image by sarah mccoy photo

Friday, February 25, 2011

Since Everyone's Wrestling Over It...

Here's your big chance to compare three different perspectives all in one place.  And I get to add my two[hundred] cents because, hey, it's my blog.

We can frame the question of girl-boy wrestling a number of ways, depending on our angle.  Is wrestling really the same as other contact sports, so-called because of more incidental contact?  Is a girl’s opinion on what “honors” her the final word on the matter?  Is the protection of women, required of men by the Bible, only for those women who claim it, or is it to be read as universally applicable?

There’s another question I’d like to ask the first author, Caryn Rivadeneira, in her post on Her.meneutics: what “cultural view” are you deriding?  Rivadeneira essentially argues that Joel Northrup’s faith should have caused him to treat Cassy Herkelman as an equal by wrestling her.  She cites passages where Jesus touches the untouchable woman, befriends the socially downtrodden, etc, etc.  It’s true: Jesus was a radical feminist for that age, demonstrating that women were equal to men…in worth, in value, in personhood before their Creator. 

What Rivadeneira leaves out are the passages where equality is clearly not synonymous with sameness.  The solution to bad harmonizing isn't to make everybody sing the same note,” writes John Piper in a terrific sermon elucidating true Biblical manhood and womanhood.   And really, that is the cultural crisis underlying the wrestling hullabaloo.  The crisis is so great that Rivadeneira thinks she is being countercultural when she champions the contention of women in, well, whatever arena they can find to jump into.  Actually, she’ll have to stand in line to blow that trumpet because erasing the gender boundaries is, like, so totally in right now.  Which is why Rivadeneira’s language sounds pretty similar to Rick Reilly’s, if less sarcastic. 
On the surface, it seems that Reilly hasn’t even tried to present logical arguments.  He guesses other guys who wrestled Herkelman had faith, and it never stopped them.  Does this reflect badly on the essence of Northrup's faith or of theirs?  Herkelman “relishes the violence,” so give her what she wants: “an elbow in the ribs [is] exactly how to respect Cassy.”  Respecting someone, then, is doing whatever they want?  Worst, the strange insertion of the classic anti-relativist argument: “If my God told me to poke the elderly with sharp sticks, would that make it morally acceptable to others?”  Wait, that’s my line, and I can use it because I have a definitive moral standard, without which those “others” have no basis on which to judge my old-person-poking.

But it’s to be expected, as my wise mother reminds me.  The wisdom of the gospel is foolishness to unbelievers (1 Cor. 1:18).  Even so…
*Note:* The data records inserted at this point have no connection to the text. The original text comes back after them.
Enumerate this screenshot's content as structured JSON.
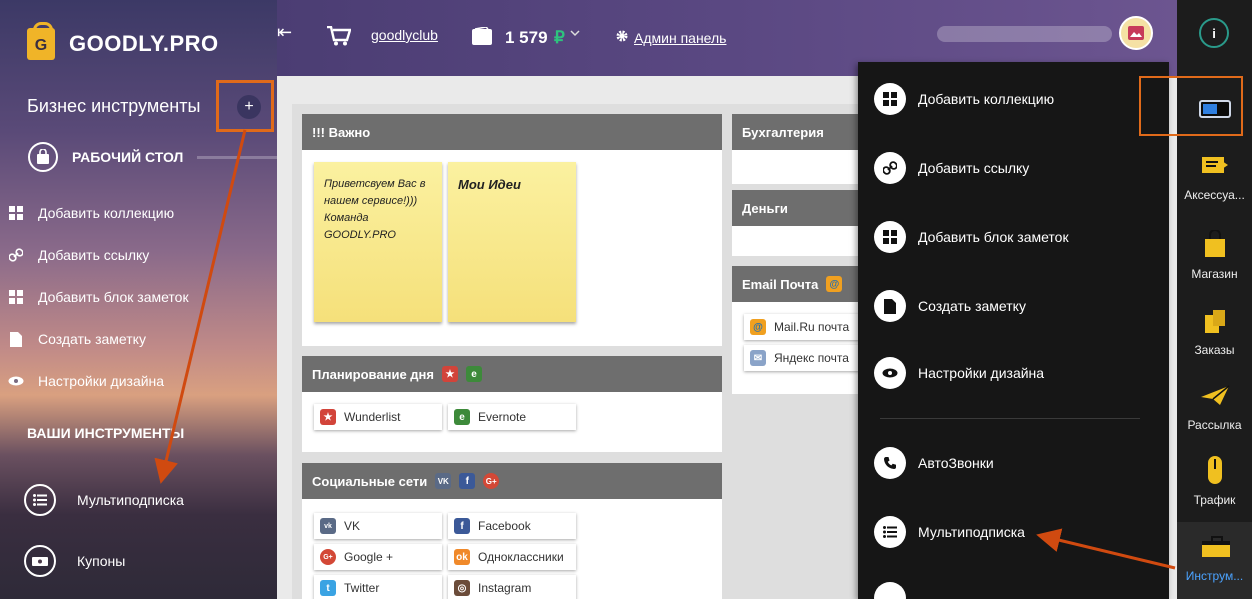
{
  "brand": {
    "logo_letter": "G",
    "name": "GOODLY.PRO"
  },
  "sidebar": {
    "section_title": "Бизнес инструменты",
    "add_symbol": "+",
    "desk_label": "РАБОЧИЙ СТОЛ",
    "items": [
      {
        "label": "Добавить коллекцию",
        "icon": "grid-icon"
      },
      {
        "label": "Добавить ссылку",
        "icon": "link-icon"
      },
      {
        "label": "Добавить блок заметок",
        "icon": "grid-icon"
      },
      {
        "label": "Создать заметку",
        "icon": "note-icon"
      },
      {
        "label": "Настройки дизайна",
        "icon": "eye-icon"
      }
    ],
    "tools_label": "ВАШИ ИНСТРУМЕНТЫ",
    "tools": [
      {
        "label": "Мультиподписка",
        "icon": "list-icon"
      },
      {
        "label": "Купоны",
        "icon": "coupon-icon"
      }
    ]
  },
  "topbar": {
    "collapse_symbol": "⇤",
    "shop_link": "goodlyclub",
    "balance": "1 579",
    "currency": "₽",
    "admin_link": "Админ панель"
  },
  "panels": {
    "important": {
      "title": "!!! Важно",
      "notes": [
        {
          "text": "Приветсвуем Вас в нашем сервисе!))) Команда GOODLY.PRO"
        },
        {
          "text": "Мои Идеи"
        }
      ]
    },
    "planning": {
      "title": "Планирование дня",
      "links": [
        "Wunderlist",
        "Evernote"
      ]
    },
    "social": {
      "title": "Социальные сети",
      "header_icons": [
        "VK",
        "f",
        "G+"
      ],
      "links": [
        "VK",
        "Facebook",
        "Google +",
        "Одноклассники",
        "Twitter",
        "Instagram"
      ]
    },
    "accounting": {
      "title": "Бухгалтерия"
    },
    "money": {
      "title": "Деньги"
    },
    "email": {
      "title": "Email Почта",
      "links": [
        "Mail.Ru почта",
        "Яндекс почта"
      ]
    }
  },
  "dropdown": {
    "items": [
      {
        "label": "Добавить коллекцию",
        "icon": "grid-icon"
      },
      {
        "label": "Добавить ссылку",
        "icon": "link-icon"
      },
      {
        "label": "Добавить блок заметок",
        "icon": "grid-icon"
      },
      {
        "label": "Создать заметку",
        "icon": "note-icon"
      },
      {
        "label": "Настройки дизайна",
        "icon": "eye-icon"
      },
      {
        "label": "АвтоЗвонки",
        "icon": "phone-icon"
      },
      {
        "label": "Мультиподписка",
        "icon": "list-icon"
      }
    ]
  },
  "rail": {
    "info_symbol": "i",
    "items": [
      {
        "label": "Аксессуа...",
        "icon": "accessories-icon"
      },
      {
        "label": "Магазин",
        "icon": "shop-bag-icon"
      },
      {
        "label": "Заказы",
        "icon": "orders-icon"
      },
      {
        "label": "Рассылка",
        "icon": "mail-plane-icon"
      },
      {
        "label": "Трафик",
        "icon": "traffic-icon"
      },
      {
        "label": "Инструм...",
        "icon": "toolbox-icon"
      }
    ]
  },
  "colors": {
    "accent_orange": "#e06a1a",
    "rail_active": "#4ba3ff",
    "topbar": "#5a4882"
  }
}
As the kind of tomboy who liked “busting stuff up” on and off the basketball court, including my own knees, and the kind of girl who sprinted and long jumped in men’s winter track meets because there weren’t enough meets for girls, and the kind of girl who practiced with several wide-receivers in high school and impressed them into pleading with the football coach to let her play kick return, I feel more qualified than Rick Reilly to speak on the matter. 

And on those qualifications, I recommend this third article on the subject, again by John Piper, written in 2009, but badly needed right now. It’s hard to emerge above the swirling dust of cultural nonsense and get any perspective.  It’s also scary, because you’re bound to be publicly lambasted, like Northrup.  Piper has his head above the clouds and brings in the gospel with clarity.  (To draw out the analogy for fun, Rivadeneira is thrashing desperately from within the cloud; Reilly IS the cloud.)

Incidentally, my high school football coach would not let me play because the Catholic schools in our conference would have defaulted.  Good for them.

No comments:

Post a Comment